Despite the cop arresting him was crooked, the state still will not clear Floyd’s name.

After George Floyd’s family filed for a posthumous pardon on his behalf in April 2021 for a 2004 drug conviction and received the courtesy, The Texas Board of Pardons and Paroles has moved to reverse its decision on blotting out his record.

According to CNN, the board changed its mind without explanation on Wednesday, September 14th.

In a letter sent to the Harris County public defender working with Floyd’s surviving family members, the board said, “After a full and careful review of the application and other information filed with the application, a majority of the Board decided not to recommend a Full Pardon and/or Pardon for Innocence,” the letter states.

The letter said that should the family continue to pursue a pardon for the Black man killed in May 2020 by officer Derek Chauvin from the Minneapolis Police Department, they can apply again in 2024.

Allison Mathis, an attorney with the Harris County Public Defender’s Office, requested a pardon because new evidence proved Gerald Goines, the arresting officer in Floyd’s drug case, “manufactured the existence of confidential informants to bolster his cases against innocent defendants.”

On February 5th, 2004, Goines arrested Floyd, saying he had some crack cocaine and that he gave the drugs to an unnamed “second suspect” who was going to sell them in an “attempt to further the narcotic trafficing [sic] in this area and the other person was never arrested.”

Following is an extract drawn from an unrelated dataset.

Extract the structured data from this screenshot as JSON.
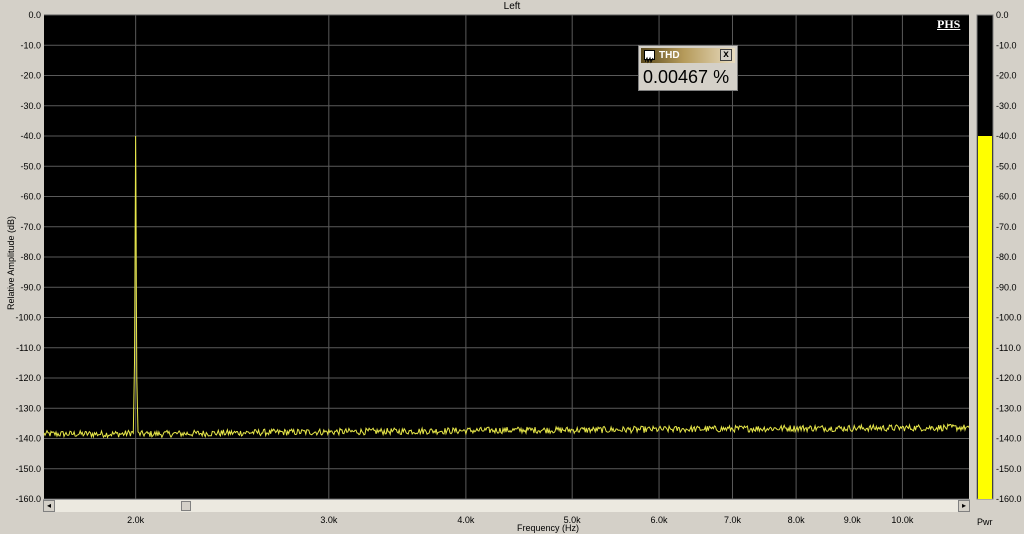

The lawyer for Goines said, “We stand by the original case. We certainly sympathize with Mr. Floyd’s cause, but that doesn’t change the fact that his former conviction was a legitimate one.”